───── EXERCISE MATERIAL

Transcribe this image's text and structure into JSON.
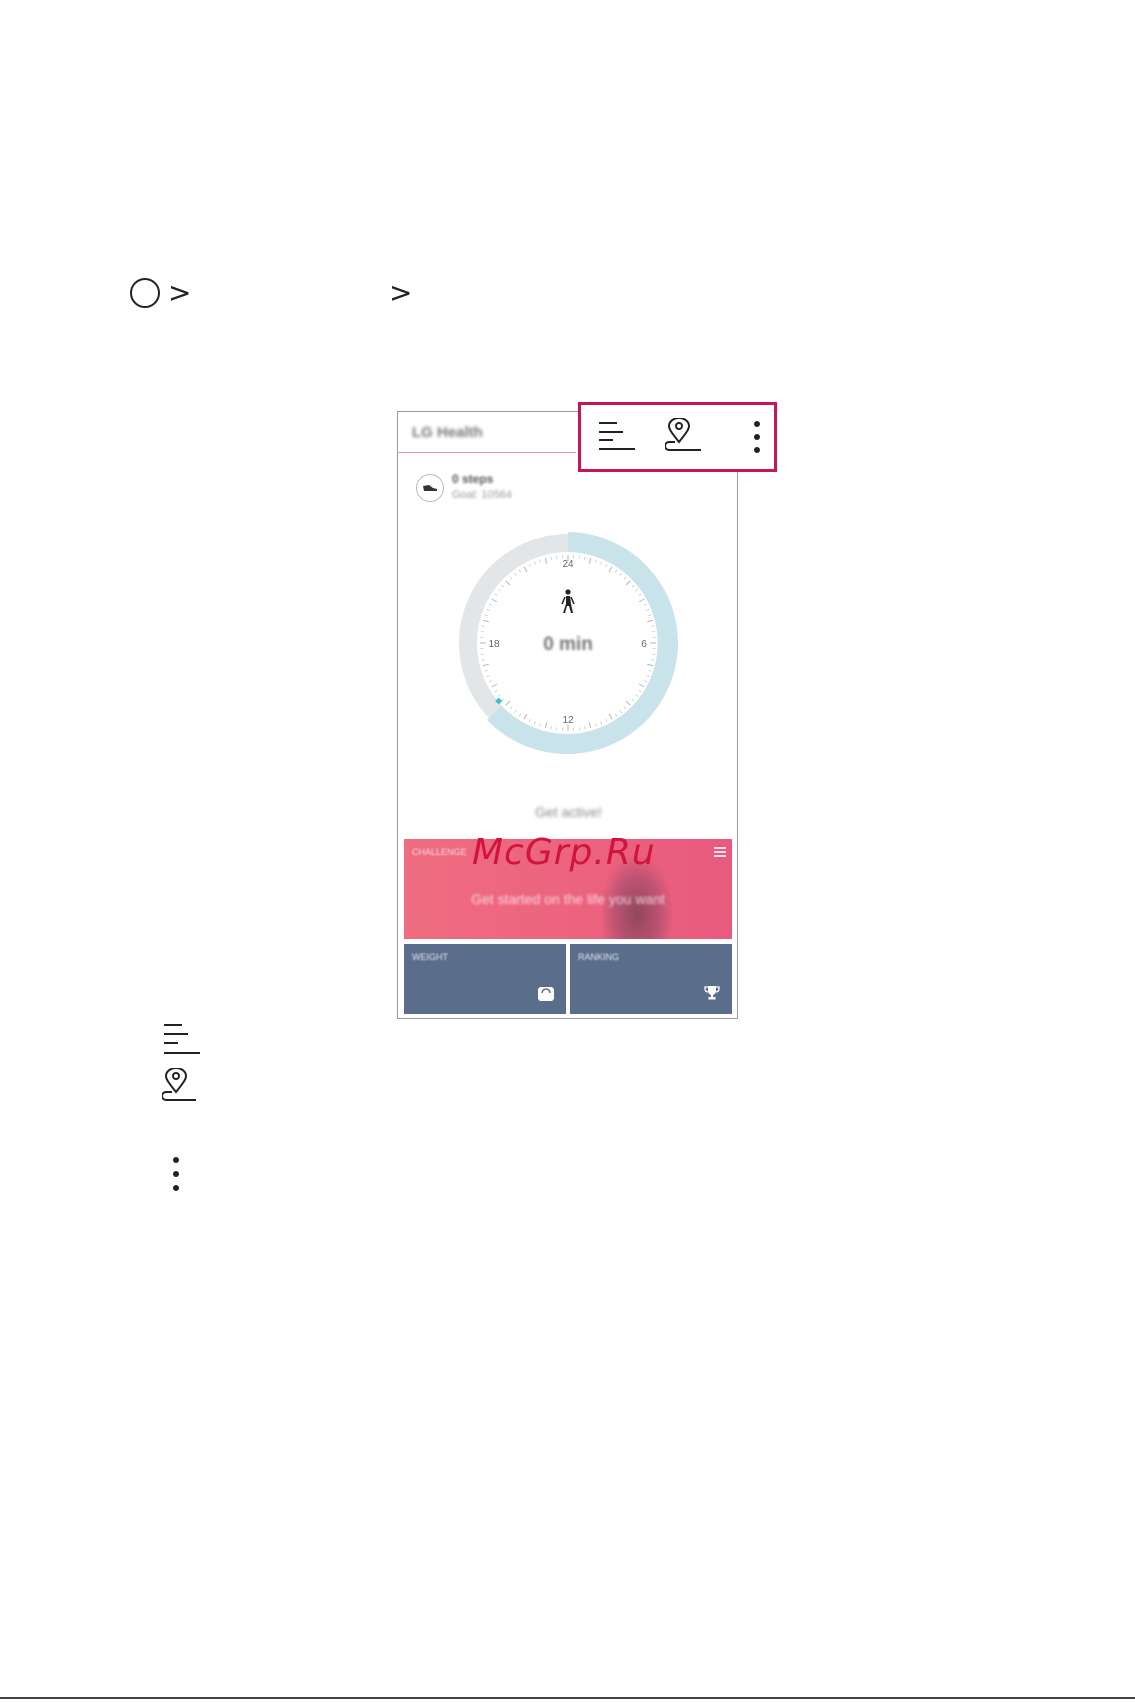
{
  "breadcrumb": {
    "separator": ">"
  },
  "app": {
    "title": "LG Health",
    "steps": {
      "count_label": "0 steps",
      "goal_label": "Goal: 10564"
    },
    "dial": {
      "hour_labels": {
        "top": "24",
        "right": "6",
        "bottom": "12",
        "left": "18"
      },
      "center_value": "0 min"
    },
    "message": "Get active!",
    "challenge": {
      "label": "CHALLENGE",
      "text": "Get started on the life you want"
    },
    "tiles": {
      "weight": "WEIGHT",
      "ranking": "RANKING"
    }
  },
  "toolbar_icons": [
    "list-icon",
    "location-history-icon",
    "more-options-icon"
  ],
  "legend_icons": [
    "list-icon",
    "location-history-icon",
    "more-options-icon"
  ],
  "watermark": "McGrp.Ru",
  "colors": {
    "accent": "#c2185b",
    "challenge": "#ec6480",
    "tile": "#5a6e8c",
    "dial_ring": "#c9e3ea",
    "dial_track": "#e3e6e8"
  }
}
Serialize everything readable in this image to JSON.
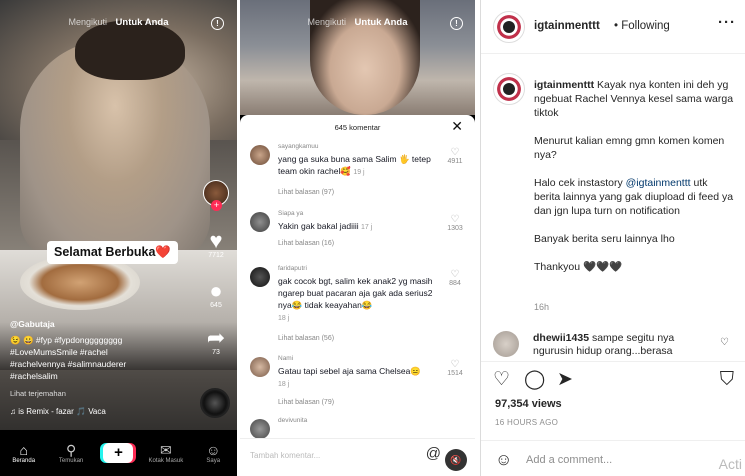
{
  "tiktok_left": {
    "tabs": {
      "following": "Mengikuti",
      "foryou": "Untuk Anda"
    },
    "overlay_caption": "Selamat Berbuka❤️",
    "like_count": "7712",
    "comment_count": "645",
    "share_count": "73",
    "username": "@Gabutaja",
    "caption_lines": [
      "😉 😀 #fyp #fypdongggggggg",
      "#LoveMumsSmile #rachel",
      "#rachelvennya #salimnauderer",
      "#rachelsalim"
    ],
    "translate": "Lihat terjemahan",
    "music": "♫ is Remix - fazar 🎵   Vaca",
    "nav": [
      "Beranda",
      "Temukan",
      "+",
      "Kotak Masuk",
      "Saya"
    ]
  },
  "tiktok_mid": {
    "tabs": {
      "following": "Mengikuti",
      "foryou": "Untuk Anda"
    },
    "comments_title": "645 komentar",
    "comments": [
      {
        "user": "sayangkamuu",
        "text": "yang ga suka buna sama Salim 🖐 tetep team okin rachel🥰",
        "time": "19 j",
        "replies": "Lihat balasan (97)",
        "likes": "4911"
      },
      {
        "user": "Siapa ya",
        "text": "Yakin gak bakal jadiiii",
        "time": "17 j",
        "replies": "Lihat balasan (16)",
        "likes": "1303"
      },
      {
        "user": "faridaputri",
        "text": "gak cocok bgt, salim kek anak2 yg masih ngarep buat pacaran aja gak ada serius2 nya😂 tidak keayahan😂",
        "time": "18 j",
        "replies": "Lihat balasan (56)",
        "likes": "884"
      },
      {
        "user": "Nami",
        "text": "Gatau tapi sebel aja sama Chelsea😑",
        "time": "18 j",
        "replies": "Lihat balasan (79)",
        "likes": "1514"
      },
      {
        "user": "devivunita",
        "text": "",
        "time": "",
        "replies": "",
        "likes": ""
      }
    ],
    "input_placeholder": "Tambah komentar..."
  },
  "instagram": {
    "username": "igtainmenttt",
    "follow_status": "• Following",
    "caption_p1_rest": " Kayak nya konten ini deh yg ngebuat Rachel Vennya kesel sama warga tiktok",
    "caption_p2": "Menurut kalian emng gmn komen komen nya?",
    "caption_p3_pre": "Halo cek instastory ",
    "caption_p3_mention": "@igtainmenttt",
    "caption_p3_post": " utk berita lainnya yang gak diupload di feed ya dan jgn lupa turn on notification",
    "caption_p4": "Banyak berita seru lainnya lho",
    "caption_p5": "Thankyou 🖤🖤🖤",
    "caption_time": "16h",
    "comment2_user": "dhewii1435",
    "comment2_text": " sampe segitu nya ngurusin hidup orang...berasa",
    "views": "97,354 views",
    "time_ago": "16 HOURS AGO",
    "add_comment_placeholder": "Add a comment...",
    "watermark": "Acti"
  }
}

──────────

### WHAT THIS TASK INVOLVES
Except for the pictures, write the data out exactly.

### RESULT OF THIS TASK
Transcribe this image's text and structure into JSON.
{
  "breadcrumb": {
    "separator": ">"
  },
  "app": {
    "title": "LG Health",
    "steps": {
      "count_label": "0 steps",
      "goal_label": "Goal: 10564"
    },
    "dial": {
      "hour_labels": {
        "top": "24",
        "right": "6",
        "bottom": "12",
        "left": "18"
      },
      "center_value": "0 min"
    },
    "message": "Get active!",
    "challenge": {
      "label": "CHALLENGE",
      "text": "Get started on the life you want"
    },
    "tiles": {
      "weight": "WEIGHT",
      "ranking": "RANKING"
    }
  },
  "toolbar_icons": [
    "list-icon",
    "location-history-icon",
    "more-options-icon"
  ],
  "legend_icons": [
    "list-icon",
    "location-history-icon",
    "more-options-icon"
  ],
  "watermark": "McGrp.Ru",
  "colors": {
    "accent": "#c2185b",
    "challenge": "#ec6480",
    "tile": "#5a6e8c",
    "dial_ring": "#c9e3ea",
    "dial_track": "#e3e6e8"
  }
}
Serialize everything readable in this image to JSON.
{
  "tiktok_left": {
    "tabs": {
      "following": "Mengikuti",
      "foryou": "Untuk Anda"
    },
    "overlay_caption": "Selamat Berbuka❤️",
    "like_count": "7712",
    "comment_count": "645",
    "share_count": "73",
    "username": "@Gabutaja",
    "caption_lines": [
      "😉 😀 #fyp #fypdongggggggg",
      "#LoveMumsSmile #rachel",
      "#rachelvennya #salimnauderer",
      "#rachelsalim"
    ],
    "translate": "Lihat terjemahan",
    "music": "♫ is Remix - fazar 🎵   Vaca",
    "nav": [
      "Beranda",
      "Temukan",
      "+",
      "Kotak Masuk",
      "Saya"
    ]
  },
  "tiktok_mid": {
    "tabs": {
      "following": "Mengikuti",
      "foryou": "Untuk Anda"
    },
    "comments_title": "645 komentar",
    "comments": [
      {
        "user": "sayangkamuu",
        "text": "yang ga suka buna sama Salim 🖐 tetep team okin rachel🥰",
        "time": "19 j",
        "replies": "Lihat balasan (97)",
        "likes": "4911"
      },
      {
        "user": "Siapa ya",
        "text": "Yakin gak bakal jadiiii",
        "time": "17 j",
        "replies": "Lihat balasan (16)",
        "likes": "1303"
      },
      {
        "user": "faridaputri",
        "text": "gak cocok bgt, salim kek anak2 yg masih ngarep buat pacaran aja gak ada serius2 nya😂 tidak keayahan😂",
        "time": "18 j",
        "replies": "Lihat balasan (56)",
        "likes": "884"
      },
      {
        "user": "Nami",
        "text": "Gatau tapi sebel aja sama Chelsea😑",
        "time": "18 j",
        "replies": "Lihat balasan (79)",
        "likes": "1514"
      },
      {
        "user": "devivunita",
        "text": "",
        "time": "",
        "replies": "",
        "likes": ""
      }
    ],
    "input_placeholder": "Tambah komentar..."
  },
  "instagram": {
    "username": "igtainmenttt",
    "follow_status": "• Following",
    "caption_p1_rest": " Kayak nya konten ini deh yg ngebuat Rachel Vennya kesel sama warga tiktok",
    "caption_p2": "Menurut kalian emng gmn komen komen nya?",
    "caption_p3_pre": "Halo cek instastory ",
    "caption_p3_mention": "@igtainmenttt",
    "caption_p3_post": " utk berita lainnya yang gak diupload di feed ya dan jgn lupa turn on notification",
    "caption_p4": "Banyak berita seru lainnya lho",
    "caption_p5": "Thankyou 🖤🖤🖤",
    "caption_time": "16h",
    "comment2_user": "dhewii1435",
    "comment2_text": " sampe segitu nya ngurusin hidup orang...berasa",
    "views": "97,354 views",
    "time_ago": "16 HOURS AGO",
    "add_comment_placeholder": "Add a comment...",
    "watermark": "Acti"
  }
}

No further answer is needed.